Amazon And Netflix Make History At The 2018 Emmy Awards

Amazon And Netflix Make History At The 2018 Emmy Awards

Amazon And Netflix Make History At The 2018 Emmy Awards

That's how you get shows like "Modern Family" and "Mad Men" and actors like Jim Parsons ("The Big Bang Theory") and Julia Louis-Dreyfus ("Veep") that win over and over (and over and over) again.

HBO, which had ceded its top-dog status in total nominations for the first time in 17 years in July (108, to Netflix's 112), ended up in a tie for wins with the streaming service at 23 each.

The networks, which air the Emmy telecast on a rotating basis, are so eager for the ad dollars it generates and its promotional value for fall shows that they endure online competitors sharing - and dominating - the stage.

The glittering gala in downtown Los Angeles will see "The Handmaid's Tale" face off with record-breaking HBO fantasy epic "Game of Thrones" for top honors - especially the coveted best drama prize.

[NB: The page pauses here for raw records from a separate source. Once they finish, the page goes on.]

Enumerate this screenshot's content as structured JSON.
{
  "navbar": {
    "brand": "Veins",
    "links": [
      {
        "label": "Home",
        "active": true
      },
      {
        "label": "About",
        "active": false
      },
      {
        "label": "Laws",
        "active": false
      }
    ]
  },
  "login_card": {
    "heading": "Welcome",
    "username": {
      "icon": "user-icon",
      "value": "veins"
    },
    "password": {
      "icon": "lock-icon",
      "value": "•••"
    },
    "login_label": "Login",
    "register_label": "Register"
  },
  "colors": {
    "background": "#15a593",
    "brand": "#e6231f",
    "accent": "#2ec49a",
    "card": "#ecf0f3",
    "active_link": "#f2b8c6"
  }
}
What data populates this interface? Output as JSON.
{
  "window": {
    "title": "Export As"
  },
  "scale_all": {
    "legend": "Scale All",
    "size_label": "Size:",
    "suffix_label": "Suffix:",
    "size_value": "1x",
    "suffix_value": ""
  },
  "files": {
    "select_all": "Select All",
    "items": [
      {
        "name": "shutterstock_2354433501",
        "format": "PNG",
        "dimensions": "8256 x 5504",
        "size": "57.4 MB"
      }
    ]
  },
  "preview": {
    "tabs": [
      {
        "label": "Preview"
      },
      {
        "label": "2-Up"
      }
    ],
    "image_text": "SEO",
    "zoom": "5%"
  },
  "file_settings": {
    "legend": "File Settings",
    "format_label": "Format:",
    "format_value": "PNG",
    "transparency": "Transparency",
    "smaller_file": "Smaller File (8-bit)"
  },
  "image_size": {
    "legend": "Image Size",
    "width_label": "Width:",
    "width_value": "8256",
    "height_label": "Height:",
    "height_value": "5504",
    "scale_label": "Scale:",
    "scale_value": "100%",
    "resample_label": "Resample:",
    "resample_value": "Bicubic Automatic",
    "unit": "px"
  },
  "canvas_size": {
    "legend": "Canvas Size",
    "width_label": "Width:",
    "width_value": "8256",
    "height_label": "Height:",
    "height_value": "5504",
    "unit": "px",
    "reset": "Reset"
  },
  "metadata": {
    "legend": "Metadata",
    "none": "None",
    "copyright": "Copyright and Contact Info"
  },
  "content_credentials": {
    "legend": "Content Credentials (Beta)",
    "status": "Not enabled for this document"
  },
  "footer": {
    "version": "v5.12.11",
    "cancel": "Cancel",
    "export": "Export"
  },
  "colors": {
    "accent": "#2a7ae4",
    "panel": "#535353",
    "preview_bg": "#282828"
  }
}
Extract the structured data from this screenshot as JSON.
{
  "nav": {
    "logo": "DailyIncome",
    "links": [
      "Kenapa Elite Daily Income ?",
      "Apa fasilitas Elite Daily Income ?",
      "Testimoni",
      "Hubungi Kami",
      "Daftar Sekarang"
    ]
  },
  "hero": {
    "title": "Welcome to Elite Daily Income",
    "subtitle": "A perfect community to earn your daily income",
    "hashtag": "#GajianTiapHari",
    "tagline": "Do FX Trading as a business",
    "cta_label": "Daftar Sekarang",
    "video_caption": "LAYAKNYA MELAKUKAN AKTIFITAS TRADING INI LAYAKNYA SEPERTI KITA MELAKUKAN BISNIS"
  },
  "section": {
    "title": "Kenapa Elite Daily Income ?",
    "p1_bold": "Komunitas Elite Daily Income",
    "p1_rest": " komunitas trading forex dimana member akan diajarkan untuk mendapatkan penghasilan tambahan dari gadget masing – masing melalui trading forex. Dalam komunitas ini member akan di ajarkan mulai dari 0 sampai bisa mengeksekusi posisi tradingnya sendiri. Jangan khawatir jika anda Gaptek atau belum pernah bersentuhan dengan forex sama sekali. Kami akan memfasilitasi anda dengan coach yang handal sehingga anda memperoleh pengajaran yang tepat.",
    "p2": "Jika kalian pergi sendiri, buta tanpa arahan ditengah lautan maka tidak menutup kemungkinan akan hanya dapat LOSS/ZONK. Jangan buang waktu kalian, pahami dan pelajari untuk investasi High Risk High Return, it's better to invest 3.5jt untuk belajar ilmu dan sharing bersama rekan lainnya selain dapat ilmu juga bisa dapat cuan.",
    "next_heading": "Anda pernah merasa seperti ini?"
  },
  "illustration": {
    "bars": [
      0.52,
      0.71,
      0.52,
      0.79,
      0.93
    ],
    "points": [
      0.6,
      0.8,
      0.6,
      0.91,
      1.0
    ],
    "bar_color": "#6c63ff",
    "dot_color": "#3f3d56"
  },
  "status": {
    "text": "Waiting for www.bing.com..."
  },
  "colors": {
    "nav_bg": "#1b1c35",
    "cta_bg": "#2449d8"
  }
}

And consider other categories this year where the defending champs seemed like strong contenders to repeat, but didn't.

Matthew Rhys took his first best drama actor Emmy for playing a conflicted Russian spy in the final season of the FX Cold War series "The Americans".

Best Drama Actress switched from Elisabeth Moss ("The Handmaid's Tale") to Claire Foy ("The Crown"). Black actress Thandie Newton won best supporting drama actress for "Westworld".

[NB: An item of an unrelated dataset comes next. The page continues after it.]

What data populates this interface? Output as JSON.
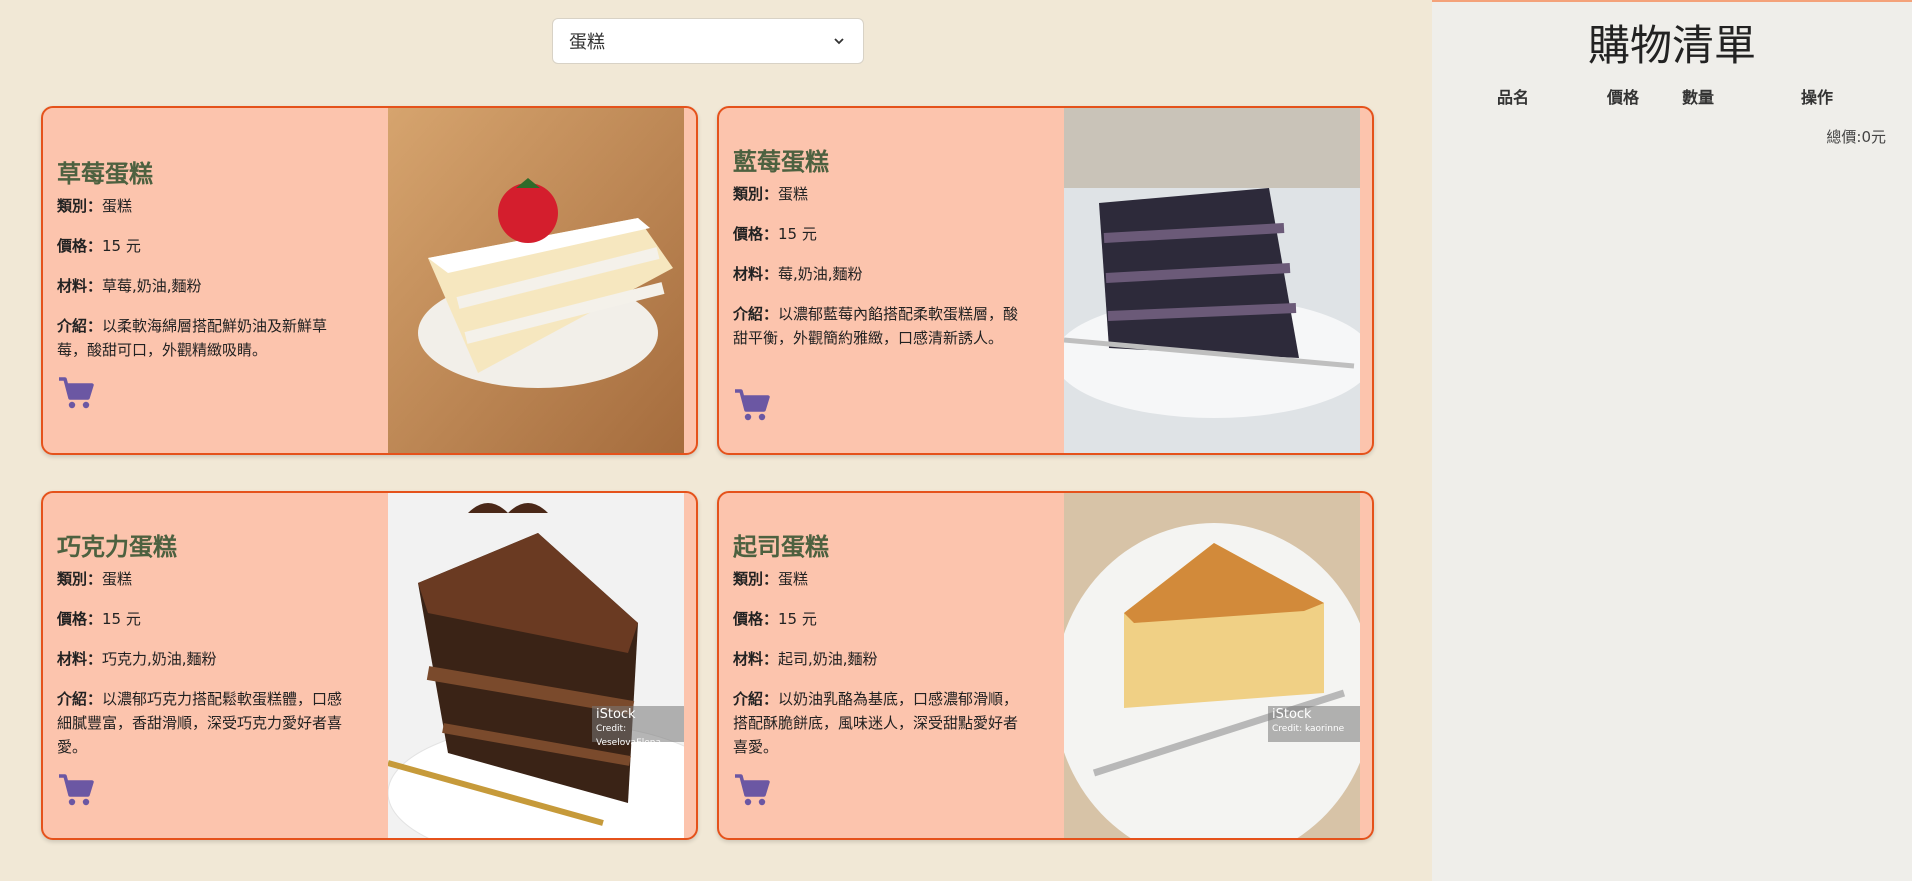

HBO dark comedy Barry notched two acting wins - for Mr. Winkler and series star Bill Hader.

Her castmate Alex Borstein earned the supporting actress trophy and the series creator, Amy Sherman-Palladino ("Gilmore Girls"), nabbed writing and directing awards.

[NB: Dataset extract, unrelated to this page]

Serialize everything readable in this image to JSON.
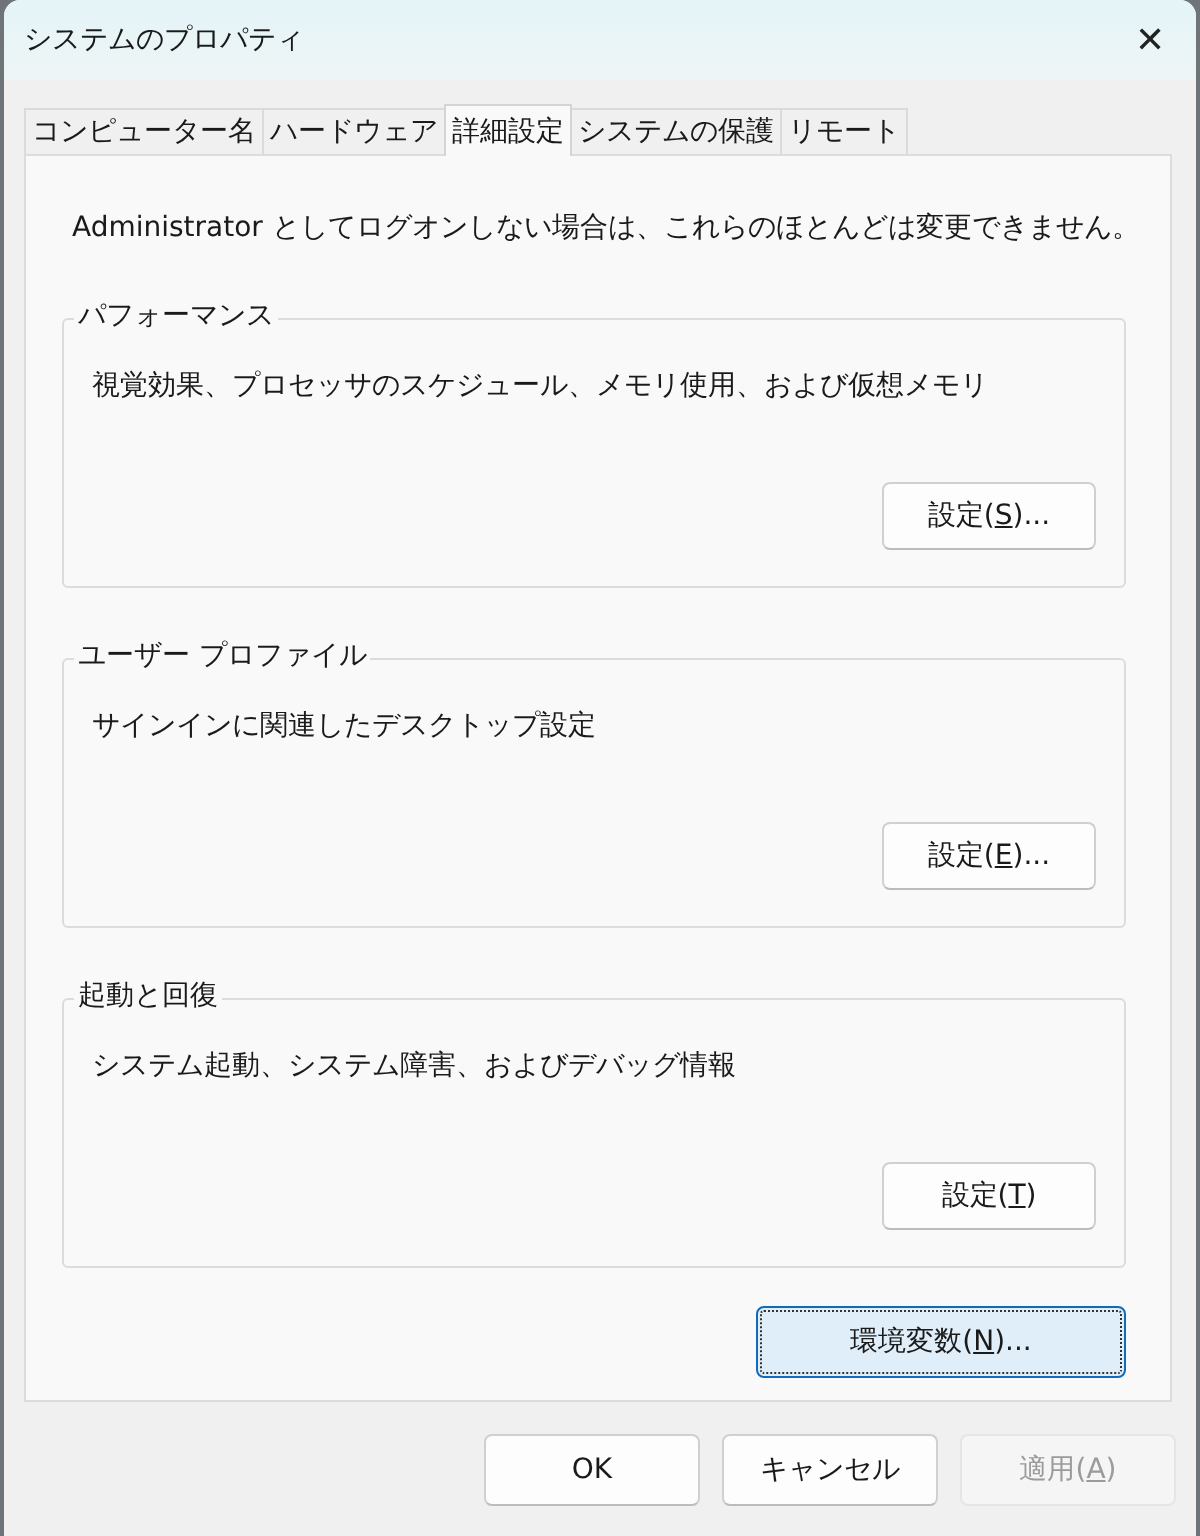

There was turnover in other races too.

The 70th Annual Primetime Emmy Awards nabbed a 7.4 overnight rating for NBC. So thank you, Erica, for putting up with me.

In a fowl-mouthed interview after the show, Emmy victor John Oliver exclaimed angrily when asked if he thought the president not being mentioned meant that Hollywood was moving on. Gratifyingly, there's still room for new blood on TV.

Related news